Tachycardia of unknown Origin

Michael H Toon and Martin R Brown
Med J Aust 2013; 199 (11): 791. || doi: 10.5694/mja13.10641
Published online: 16 December 2013

This is the first published case of onset of tachycardia despite triple rate-controlling medication during a rugby league match. The case highlights the importance of a thorough history to exclude Origin-induced tachycardia.

Clinical record

A 40-year-old Queensland man on continuous telemetry for decompensated idiopathic dilated cardiomyopathy following explantation of an infected implantable cardiodefibrillator was noted to have abnormal tracing (Box) between 19:00 and 22:00 on 4 July 2012. The patient was well, symptom-free and in excellent spirits. His medication included digoxin 250 μg daily, amiodarone 200 mg daily and bisoprolol 7.5 mg daily, with a resting heart rate of 60 beats per minute.

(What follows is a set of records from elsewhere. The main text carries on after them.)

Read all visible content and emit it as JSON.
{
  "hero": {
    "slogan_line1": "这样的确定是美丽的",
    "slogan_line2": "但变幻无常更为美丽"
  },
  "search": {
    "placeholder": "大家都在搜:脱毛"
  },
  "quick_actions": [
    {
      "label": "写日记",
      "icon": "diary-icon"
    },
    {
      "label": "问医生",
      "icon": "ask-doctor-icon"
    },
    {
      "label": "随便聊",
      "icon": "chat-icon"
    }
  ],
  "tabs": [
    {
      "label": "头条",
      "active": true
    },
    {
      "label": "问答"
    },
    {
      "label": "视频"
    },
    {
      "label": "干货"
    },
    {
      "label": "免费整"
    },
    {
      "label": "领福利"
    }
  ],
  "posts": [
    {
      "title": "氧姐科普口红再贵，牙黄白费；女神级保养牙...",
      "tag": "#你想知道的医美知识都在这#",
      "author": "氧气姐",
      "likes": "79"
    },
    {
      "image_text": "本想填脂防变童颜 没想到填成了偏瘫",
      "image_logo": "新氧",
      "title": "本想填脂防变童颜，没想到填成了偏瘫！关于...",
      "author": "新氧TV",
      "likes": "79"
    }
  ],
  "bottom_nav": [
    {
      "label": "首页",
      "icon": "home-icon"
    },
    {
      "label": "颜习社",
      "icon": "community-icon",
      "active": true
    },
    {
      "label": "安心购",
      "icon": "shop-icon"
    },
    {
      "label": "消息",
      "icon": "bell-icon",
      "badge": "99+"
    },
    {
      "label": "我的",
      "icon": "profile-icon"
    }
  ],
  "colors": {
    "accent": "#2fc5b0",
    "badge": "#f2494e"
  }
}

Telemetry showed asymptomatic variable persistent sinus tachycardia over a 3-hour period on the previous evening.

Further history revealed that the patient had been watching the deciding match of the annual State of Origin rugby league series between Queensland and New South Wales on television. The Box shows the onset of the tachycardia at the start of the match coverage at 19:00, with a second peak at kick-off (20:15). The recorded rhythm was sinus with left bundle branch block (QRS duration, 140 ms). The sinus tachycardia persisted throughout the first half until the half-time interlude, when normocardia resumed. The tachycardia reoccurred at the start of the second half, reaching a peak in the dying minutes of the game, when the patient’s home state, Queensland, scored a field goal at 75 minutes — followed by a missed long-range field goal by the NSW halfback in the final minute of the game — securing victory by one point for Queensland (21:55).


This case illustrates a sustained run of tachycardia in a continuously monitored inpatient with cardiomyopathy, which terminated itself after trying circumstances and which occurred despite multiple rate-limiting medications.

Had the patient’s defibrillator still been in place, it mercifully would not have been activated, as his defibrillation threshold was set at 180 beats per minute. Origin-induced tachycardia should be a differential diagnosis for asymptomatic sinus tachycardia in passionate Queensland rugby league supporters, whose only cure when watching televised coverage is to turn off their televisions.

Cardiac telemetry trace

  • Michael H Toon1
  • Martin R Brown2

  • 1 Mater Health Services, Brisbane, QLD.
  • 2 Advanced Heart Failure and Transplant Unit, Prince Charles Hospital, Brisbane, QLD.

Competing interests:

No relevant disclosures.


remove_circle_outline Delete Author
add_circle_outline Add Author

Do you have any competing interests to declare? *

I/we agree to assign copyright to the Medical Journal of Australia and agree to the Conditions of publication *
I/we agree to the Terms of use of the Medical Journal of Australia *
Email me when people comment on this article

Responses are now closed for this article.